SC: We had a run of maddening nonfiction submissions come in at TLB – pieces about fascinating and crucial topics, but in which the writers had inserted themselves to the extent that the piece was unsalvageable. n+1's editorial 'Against the Rage Machine' was a singular spur, although my original adoration of that piece was tempered by a conversation that occurred in the comments section when I, with overwhelming enthusiasm, posted this piece on Facebook. Indeed, this piece by Kat Muscat is a direct result of that conversation.
BS: Did you have any contributors in mind when you settled on the theme?
SC: Sure we did! As always, there are writers and artists who you always want to publish, and when a theme rolls around, some of these or others come to mind. But with this issue, we didn't want to coerce or even encourage certain people to submit work – we were more interested to see who would pop their heads up and have a crack. If we'd commissioned pieces, which would've sat alongside our many wonderful columnists, then this issue's contents would've been dictated from above, rather than evolve naturally. As such, we ended up with a weird and wonderful collection of pieces.
BS: Small-press literary magazines are having a bit of a moment. Do you feel the gap in the conversation that The Lifted Brow was started to fill is as large as it was in 2007?
SC: I don't think TLB deliberately came into being to fill any sort of gap, but with hindsight it's easy to say, “Sure, The Lifted Brow filled a gap that needed filling”, sure.
I've only been at the helm of TLB since early-ish 2012 – before that I was the fiction editor, and before that I wrote a couple of times for the magazine, and before that I was just a really avid reader of the magazine.
The Lifted Brow as an organisation has changed a lot since that first issue. We now publish a digital magazine that is wholly separate and different from the print version, and a website which is separate and different again. Also, we do more events and we publish mix-tapes and also we're about to start publishing books. But The Lifted Brow as a creature is still very much the same: we are interested in the intersections between words and art and music, and we are about championing great writing and thinking and comics and music, doing so in whichever way we feel like.
BS: What are your hopes and dreams for The Lifted Brow?

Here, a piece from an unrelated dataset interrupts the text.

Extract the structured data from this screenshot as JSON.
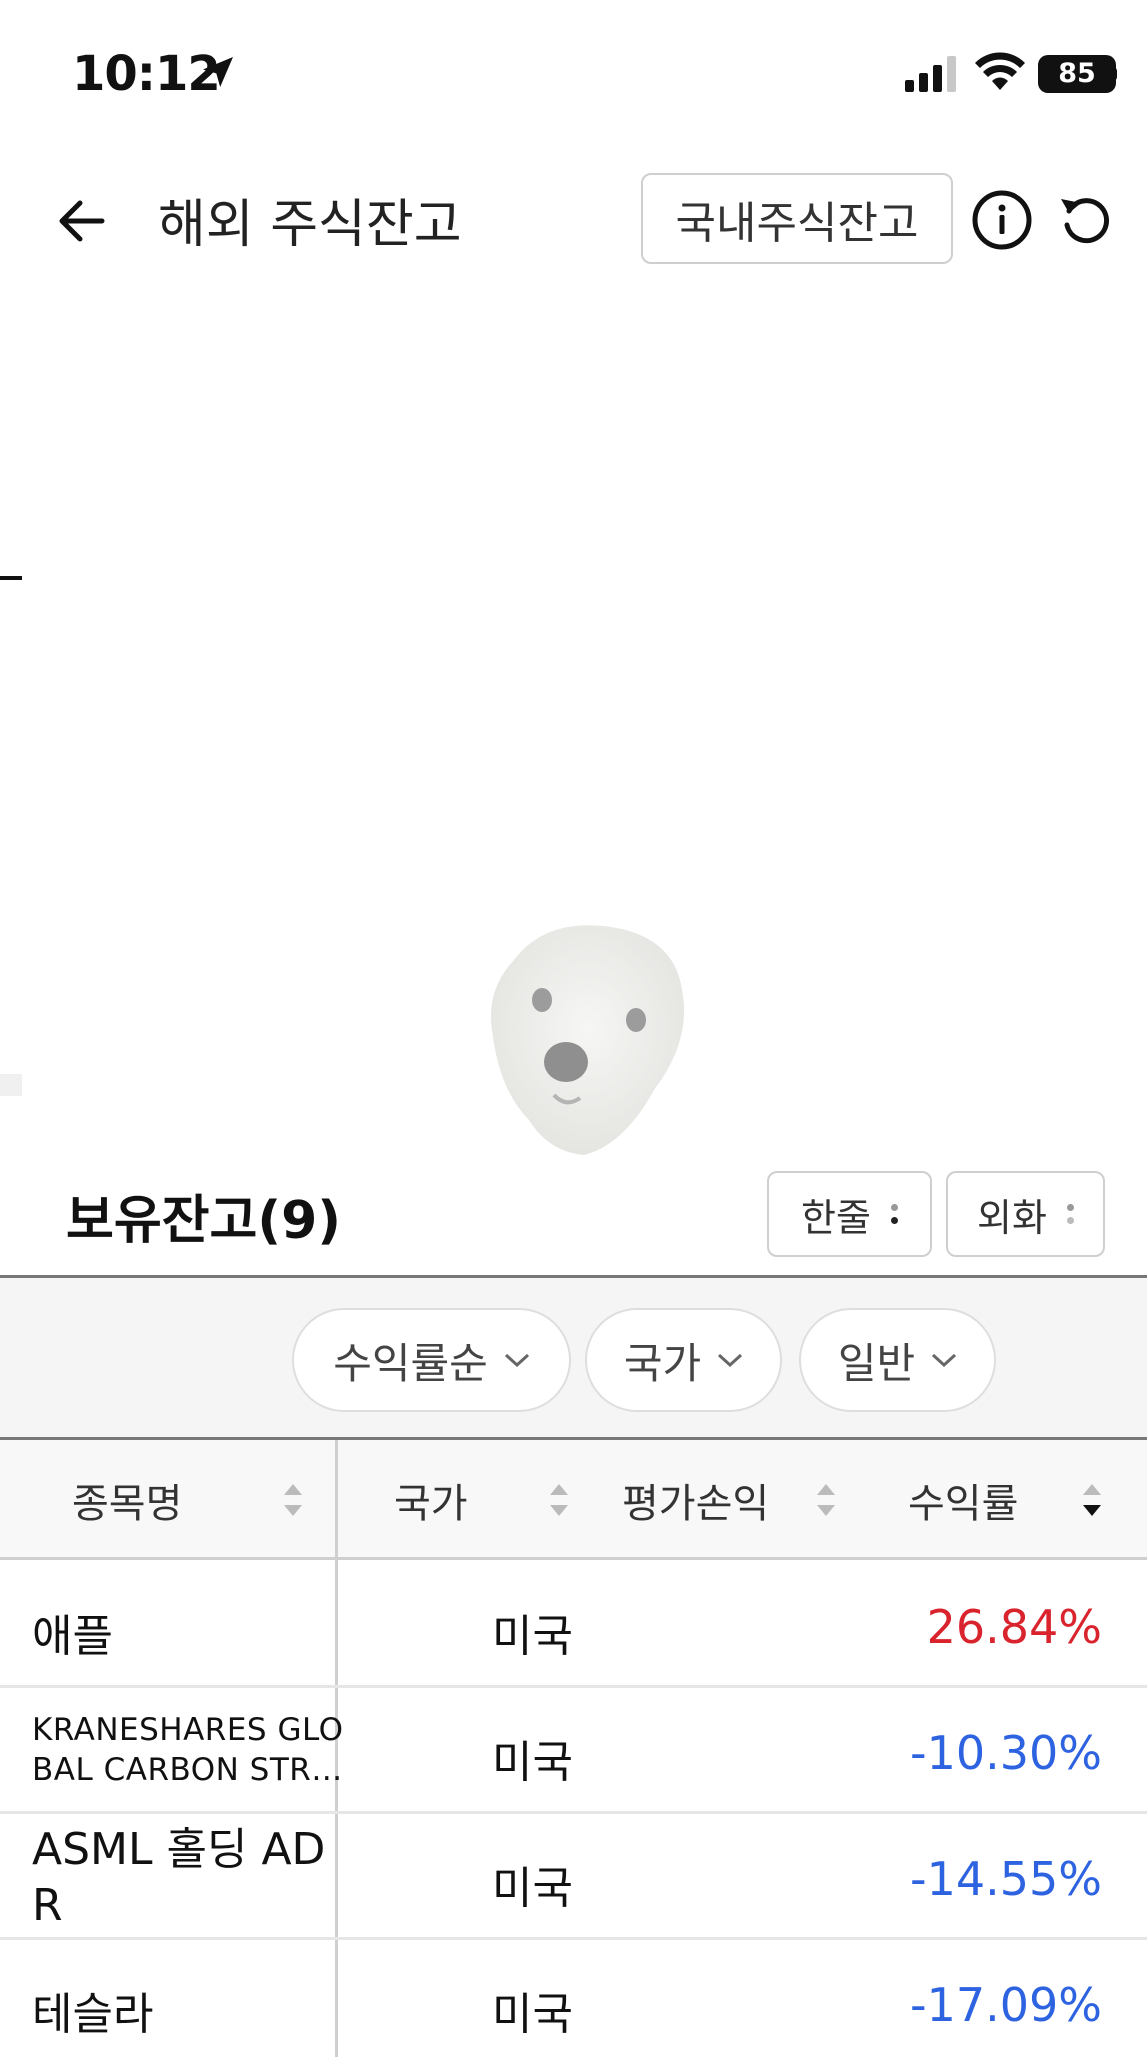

SC: Like I said – and proper announcements are to come kind of forthwith – we are going to start publishing books, ones that every single fucker is gonna wanna read. Apart from that, I want to keep moving towards making TLB a more sustainable enterprise as a whole, both in regards to its commercial viability and its energy usage (it takes a shit-tonne of money and a butt-load of people-wattage to make what we make). I also never want to take a backwards step. Since day one (January 17, 2007) we've increased our number of subscribers issue by issue, and we've only become more and more respected, and it would be rad if this continued.